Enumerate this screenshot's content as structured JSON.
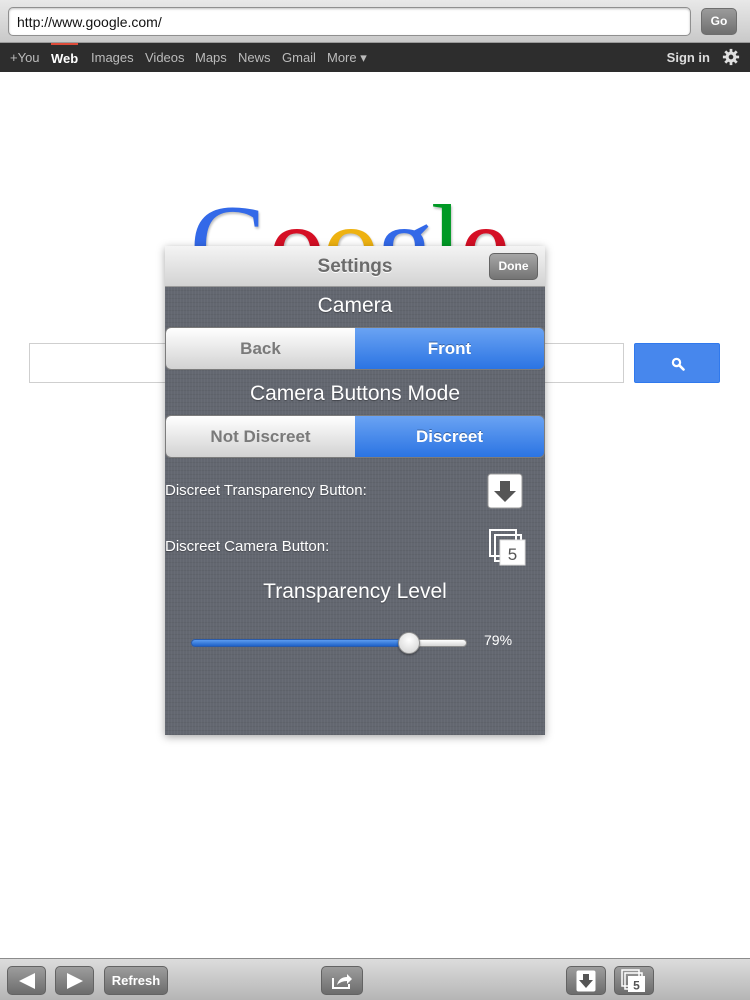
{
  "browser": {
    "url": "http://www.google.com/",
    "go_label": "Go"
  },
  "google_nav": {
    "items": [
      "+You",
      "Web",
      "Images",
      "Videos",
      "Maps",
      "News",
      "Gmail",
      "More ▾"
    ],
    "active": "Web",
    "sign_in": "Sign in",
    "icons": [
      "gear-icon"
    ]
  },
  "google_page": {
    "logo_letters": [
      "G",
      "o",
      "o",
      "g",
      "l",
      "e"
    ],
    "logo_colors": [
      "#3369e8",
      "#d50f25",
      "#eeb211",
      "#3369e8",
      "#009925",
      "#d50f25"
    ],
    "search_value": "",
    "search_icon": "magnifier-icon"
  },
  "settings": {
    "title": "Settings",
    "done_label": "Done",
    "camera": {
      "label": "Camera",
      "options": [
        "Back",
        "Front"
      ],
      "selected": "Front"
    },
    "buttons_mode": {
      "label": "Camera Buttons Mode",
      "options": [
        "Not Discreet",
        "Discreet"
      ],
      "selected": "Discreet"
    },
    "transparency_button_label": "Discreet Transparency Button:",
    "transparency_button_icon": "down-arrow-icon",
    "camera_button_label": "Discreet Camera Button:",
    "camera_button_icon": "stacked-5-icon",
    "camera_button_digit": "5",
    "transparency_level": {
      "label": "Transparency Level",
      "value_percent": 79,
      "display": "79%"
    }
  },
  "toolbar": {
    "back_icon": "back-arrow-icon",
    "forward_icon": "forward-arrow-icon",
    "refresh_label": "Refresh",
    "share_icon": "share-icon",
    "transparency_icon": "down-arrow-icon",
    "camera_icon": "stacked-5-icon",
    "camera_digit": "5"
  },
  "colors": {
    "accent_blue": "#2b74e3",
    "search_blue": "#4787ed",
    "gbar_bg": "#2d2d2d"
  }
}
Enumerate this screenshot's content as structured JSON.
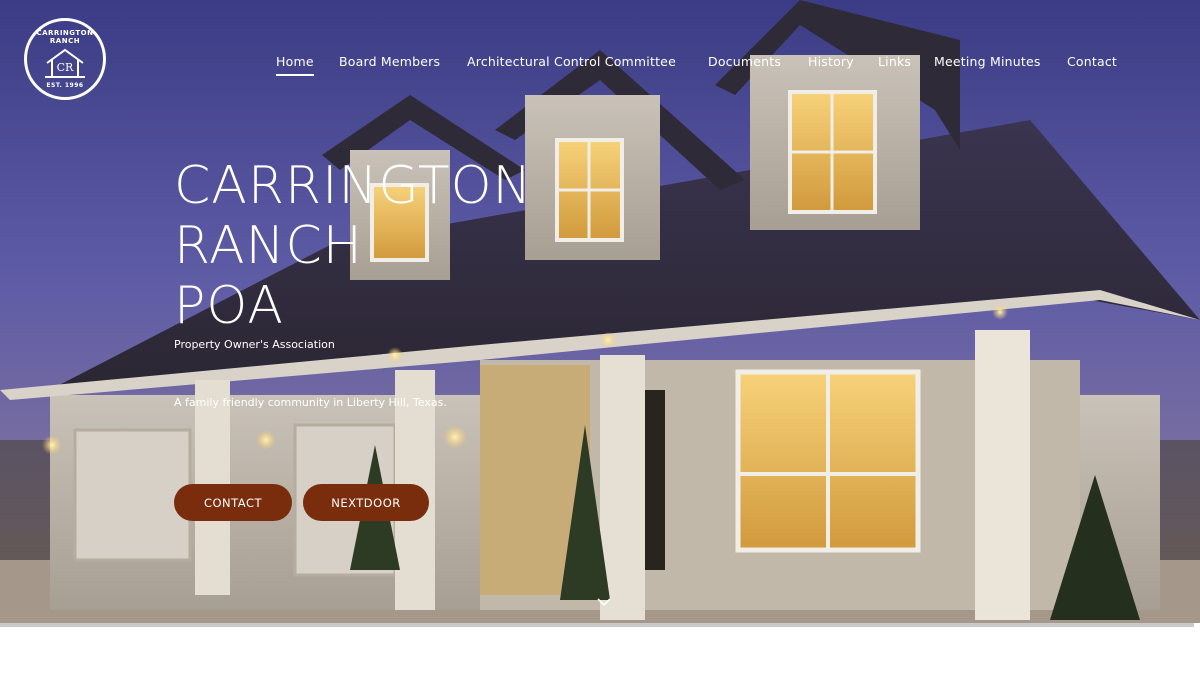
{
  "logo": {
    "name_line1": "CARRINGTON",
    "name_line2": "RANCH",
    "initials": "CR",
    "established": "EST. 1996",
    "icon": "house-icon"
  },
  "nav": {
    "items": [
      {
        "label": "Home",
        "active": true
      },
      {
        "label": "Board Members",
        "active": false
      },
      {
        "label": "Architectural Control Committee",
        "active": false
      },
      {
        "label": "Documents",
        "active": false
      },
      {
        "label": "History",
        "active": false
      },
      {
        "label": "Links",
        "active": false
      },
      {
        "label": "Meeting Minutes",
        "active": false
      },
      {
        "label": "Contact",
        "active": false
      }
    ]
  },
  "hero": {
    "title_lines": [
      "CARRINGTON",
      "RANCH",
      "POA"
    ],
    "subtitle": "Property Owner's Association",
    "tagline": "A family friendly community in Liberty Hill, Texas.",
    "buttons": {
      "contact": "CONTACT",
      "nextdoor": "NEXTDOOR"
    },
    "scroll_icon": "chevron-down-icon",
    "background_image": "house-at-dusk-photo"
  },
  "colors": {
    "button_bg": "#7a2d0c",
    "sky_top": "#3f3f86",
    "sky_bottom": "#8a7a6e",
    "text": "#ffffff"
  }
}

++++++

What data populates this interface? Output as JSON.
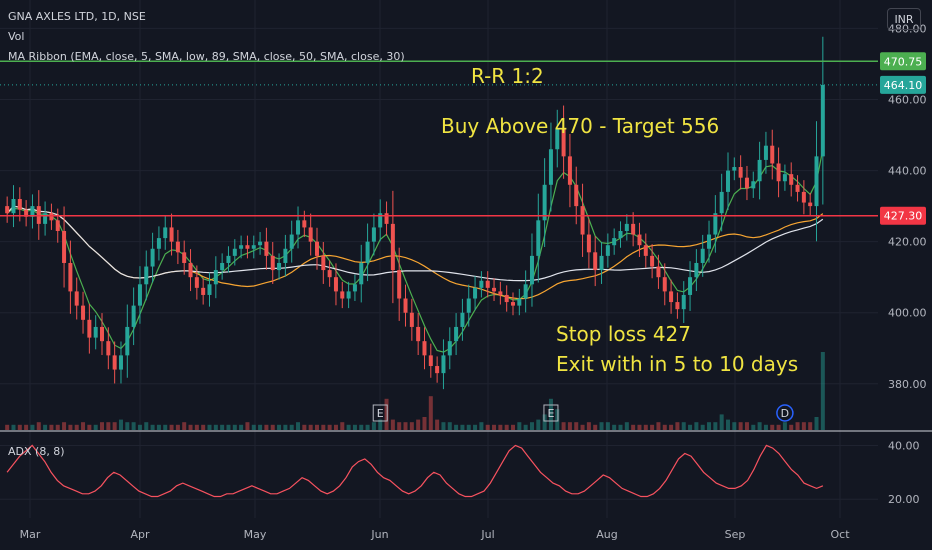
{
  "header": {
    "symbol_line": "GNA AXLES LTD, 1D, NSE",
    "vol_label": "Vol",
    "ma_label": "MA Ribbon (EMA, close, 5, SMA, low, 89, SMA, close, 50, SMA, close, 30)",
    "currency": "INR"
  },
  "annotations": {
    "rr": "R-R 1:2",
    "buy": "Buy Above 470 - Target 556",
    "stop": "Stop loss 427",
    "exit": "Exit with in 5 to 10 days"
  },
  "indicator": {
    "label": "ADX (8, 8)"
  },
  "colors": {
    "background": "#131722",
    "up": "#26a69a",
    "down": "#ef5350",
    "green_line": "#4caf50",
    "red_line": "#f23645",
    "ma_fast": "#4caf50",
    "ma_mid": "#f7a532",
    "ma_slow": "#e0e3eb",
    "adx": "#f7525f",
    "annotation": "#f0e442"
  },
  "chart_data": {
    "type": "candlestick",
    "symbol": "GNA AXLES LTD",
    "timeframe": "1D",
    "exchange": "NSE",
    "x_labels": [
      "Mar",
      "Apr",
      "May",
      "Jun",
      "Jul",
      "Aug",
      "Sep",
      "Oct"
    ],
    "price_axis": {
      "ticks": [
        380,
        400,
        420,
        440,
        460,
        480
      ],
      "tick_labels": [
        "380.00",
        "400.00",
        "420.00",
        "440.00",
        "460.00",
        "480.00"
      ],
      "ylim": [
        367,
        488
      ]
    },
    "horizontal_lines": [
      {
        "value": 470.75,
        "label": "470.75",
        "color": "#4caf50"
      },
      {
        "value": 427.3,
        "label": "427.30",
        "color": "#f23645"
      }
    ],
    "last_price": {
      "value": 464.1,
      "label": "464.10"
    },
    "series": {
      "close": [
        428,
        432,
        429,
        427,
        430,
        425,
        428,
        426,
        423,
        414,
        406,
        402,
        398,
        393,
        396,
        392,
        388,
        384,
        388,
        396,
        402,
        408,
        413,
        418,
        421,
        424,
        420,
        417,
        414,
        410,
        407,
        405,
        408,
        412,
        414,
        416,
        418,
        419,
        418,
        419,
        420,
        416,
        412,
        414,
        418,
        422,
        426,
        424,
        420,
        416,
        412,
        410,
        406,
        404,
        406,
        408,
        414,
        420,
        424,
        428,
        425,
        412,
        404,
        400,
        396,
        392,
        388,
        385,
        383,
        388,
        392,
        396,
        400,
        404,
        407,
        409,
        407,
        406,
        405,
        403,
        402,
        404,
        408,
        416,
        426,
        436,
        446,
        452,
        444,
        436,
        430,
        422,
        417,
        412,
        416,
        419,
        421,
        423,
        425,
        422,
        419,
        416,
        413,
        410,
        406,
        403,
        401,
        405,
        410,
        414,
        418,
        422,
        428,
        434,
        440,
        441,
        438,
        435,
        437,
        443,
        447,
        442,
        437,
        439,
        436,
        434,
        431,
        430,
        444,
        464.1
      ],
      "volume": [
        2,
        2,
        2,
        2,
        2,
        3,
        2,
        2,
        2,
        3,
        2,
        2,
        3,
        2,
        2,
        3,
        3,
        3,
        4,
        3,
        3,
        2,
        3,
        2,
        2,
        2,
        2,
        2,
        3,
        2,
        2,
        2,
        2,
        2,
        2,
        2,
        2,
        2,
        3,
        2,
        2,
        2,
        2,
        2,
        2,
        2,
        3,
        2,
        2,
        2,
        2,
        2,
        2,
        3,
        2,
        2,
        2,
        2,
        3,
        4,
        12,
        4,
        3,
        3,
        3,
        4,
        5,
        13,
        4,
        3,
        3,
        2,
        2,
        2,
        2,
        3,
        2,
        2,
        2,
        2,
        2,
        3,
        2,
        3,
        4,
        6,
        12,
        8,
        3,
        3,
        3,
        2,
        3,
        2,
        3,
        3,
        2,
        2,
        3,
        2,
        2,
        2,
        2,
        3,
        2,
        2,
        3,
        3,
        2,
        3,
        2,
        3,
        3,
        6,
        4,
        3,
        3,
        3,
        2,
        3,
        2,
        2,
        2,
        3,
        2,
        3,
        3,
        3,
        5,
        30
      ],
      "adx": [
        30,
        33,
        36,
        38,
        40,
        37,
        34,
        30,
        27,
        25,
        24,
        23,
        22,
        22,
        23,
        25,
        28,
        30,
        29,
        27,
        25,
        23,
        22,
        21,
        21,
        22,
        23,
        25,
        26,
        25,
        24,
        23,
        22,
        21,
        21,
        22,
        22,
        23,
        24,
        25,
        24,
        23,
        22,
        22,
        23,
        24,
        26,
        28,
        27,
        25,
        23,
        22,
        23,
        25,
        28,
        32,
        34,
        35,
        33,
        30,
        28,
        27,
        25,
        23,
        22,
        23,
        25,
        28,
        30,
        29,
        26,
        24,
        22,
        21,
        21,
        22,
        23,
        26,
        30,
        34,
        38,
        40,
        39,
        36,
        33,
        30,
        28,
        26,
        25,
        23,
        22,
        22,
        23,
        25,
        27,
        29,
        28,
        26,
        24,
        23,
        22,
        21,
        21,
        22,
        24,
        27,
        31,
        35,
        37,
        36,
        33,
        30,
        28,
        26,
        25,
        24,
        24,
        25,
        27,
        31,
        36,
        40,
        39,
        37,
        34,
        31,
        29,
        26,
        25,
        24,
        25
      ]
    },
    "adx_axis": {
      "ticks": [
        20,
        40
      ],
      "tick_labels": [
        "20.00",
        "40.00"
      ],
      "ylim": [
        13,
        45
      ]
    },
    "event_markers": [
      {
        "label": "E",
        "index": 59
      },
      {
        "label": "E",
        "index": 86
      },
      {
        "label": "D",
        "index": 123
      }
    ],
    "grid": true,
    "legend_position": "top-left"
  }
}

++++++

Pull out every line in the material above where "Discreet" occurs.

        "Not Discreet",
        "Discreet"
      "selected": "Discreet"
    "transparency_button_label": "Discreet Transparency Button:",
    "camera_button_label": "Discreet Camera Button:",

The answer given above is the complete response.